Decision making within a public body will be structured, maybe by committee and will often be more complex than within a commercial entity. Moreover, the authority of negotiators to bind the public body which they represent, will usually be limited in some way. Accordingly, decision making mechanics and issues of authority will also often require a little additional thought, pre-mediation. Neither factor will prevent a public body from actively participating in a mediation, but the ease and manner in which decisions can be made, and further or wider authority obtained, in real-time, needs careful thought and planning.

Moreover, it is sometimes the case that, because of the scope of settlement, input from several different departments across one public body is required, making pre-mediation preparation more crucial than ever.

Post-mediation approval
If it is likely to be the case that a particular settlement can only be formerly approved and executed post mediation (having been hammered out and agreed in principle at the mediation by those officers of the public body present on the day), that possibility should be floated pre-mediation. No one likes surprises, particularly after a hard day of negotiation. The party negotiating with the public body will not welcome their hope and expectation of absolute finality being dashed at the last stage! Being told in advance what the procedure is and also that it would be unusual for a settlement recommended by those present at the mediation not to be approved, usually deals with any concerns.

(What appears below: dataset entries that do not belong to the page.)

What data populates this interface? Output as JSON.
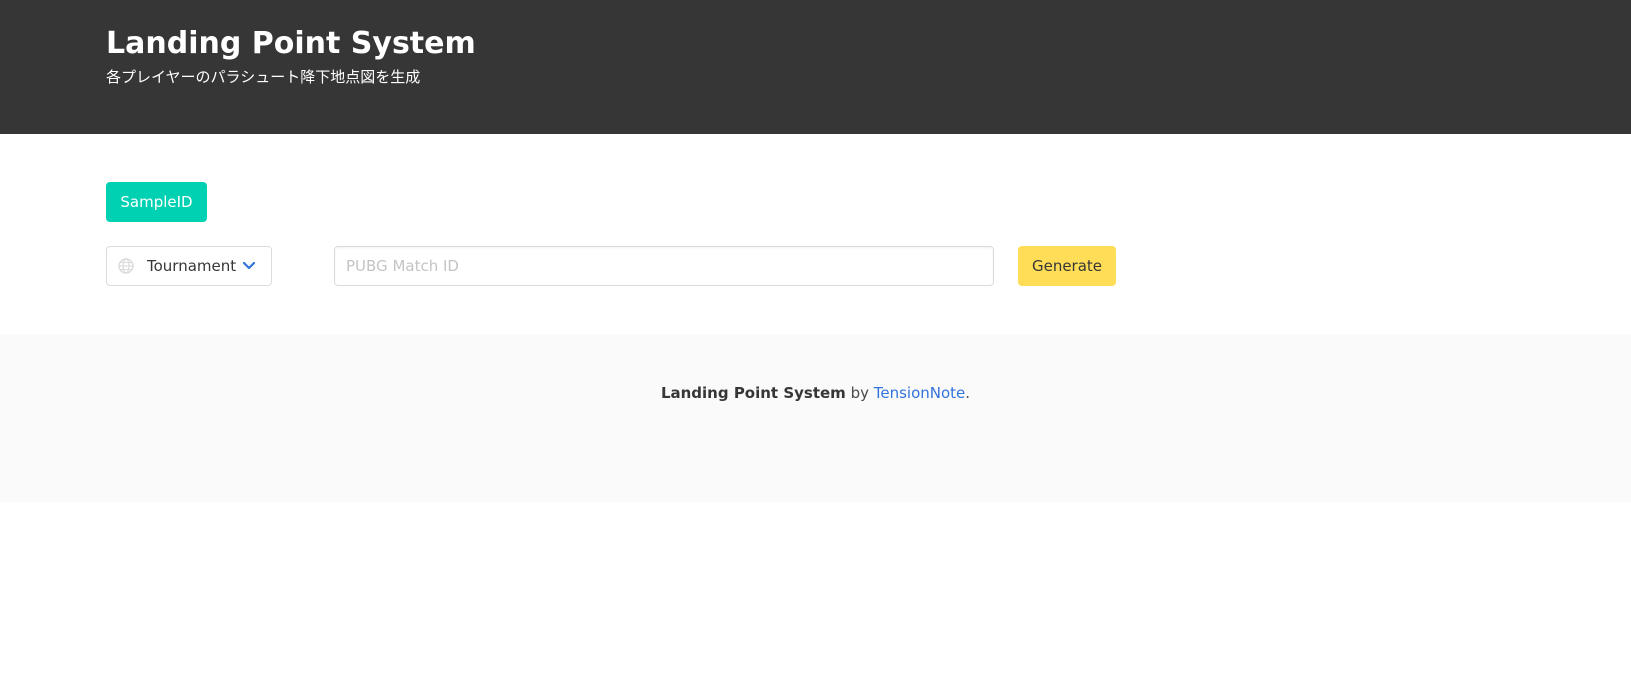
{
  "header": {
    "title": "Landing Point System",
    "subtitle": "各プレイヤーのパラシュート降下地点図を生成"
  },
  "controls": {
    "sample_button_label": "SampleID",
    "mode_select": {
      "selected": "Tournament",
      "icon": "globe-icon",
      "chevron": "chevron-down-icon"
    },
    "match_input": {
      "value": "",
      "placeholder": "PUBG Match ID"
    },
    "generate_button_label": "Generate"
  },
  "footer": {
    "brand": "Landing Point System",
    "by_text": " by ",
    "author_link": "TensionNote",
    "end_text": "."
  },
  "colors": {
    "hero_bg": "#363636",
    "primary": "#00d1b2",
    "warning": "#ffdd57",
    "link": "#3273dc",
    "footer_bg": "#fafafa"
  }
}
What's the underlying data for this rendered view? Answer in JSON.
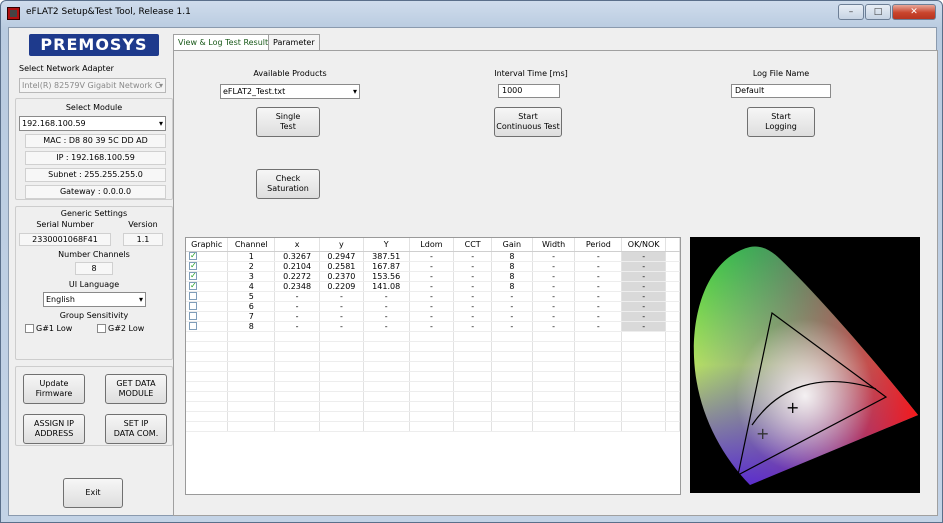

Given the nature of the public sector, securing the attendance of those who, at first blush, appear to the ‘right’ people, can be something of a challenge. A Minister of State is unlikely to attend. A Chief Executive of a local authority might be on the end of a phone to have a conversation with someone from the other side, but attendance may not be possible. However, there should be individuals present at a sufficiently senior level that the other side are comfortable that the public body ‘means business’, comfortable that if calls need to be made to other stakeholders impacted by any potential settlement or further authority sought, those calls will be answered (whatever time of day or night it is) and comfortable that any deal will be ‘carried’ back at HQ.

Final comments

Public sector mediation is on the increase. The potential savings public bodies can achieve by using mediation are huge. In these cash-strapped times, one would hope therefore that its use will continue to increase. And as it does, so too will evidence of its success.

Jon Lang
September 2013

UPDATE – Oil on Troubled Waters

Date: February 13, 2013 Posted by No Comments

Oil on Troubled Waters…..

is the title of the Update section of the March/April 2013 edition of the Procurement and Outsourcing Journal which describes (anonymously) a dispute I had the privilege of mediating.  Jack Hayward, a solicitor who works with public bodies across the UK, commented that ‘It was refreshing therefore to be involved in a mediation recently concerning a contract dispute where I genuinely felt that both parties had come away satisfied with the result. Our mediator – Jon Lang – facilitated, after some 16 hours, a result that would have taken at least another 12 months to achieve …..’  That Update section prompted me to write an article, now published in the Procurement and Outsourcing Journal, entitled Growth in the use of Mediation in the Public Sector.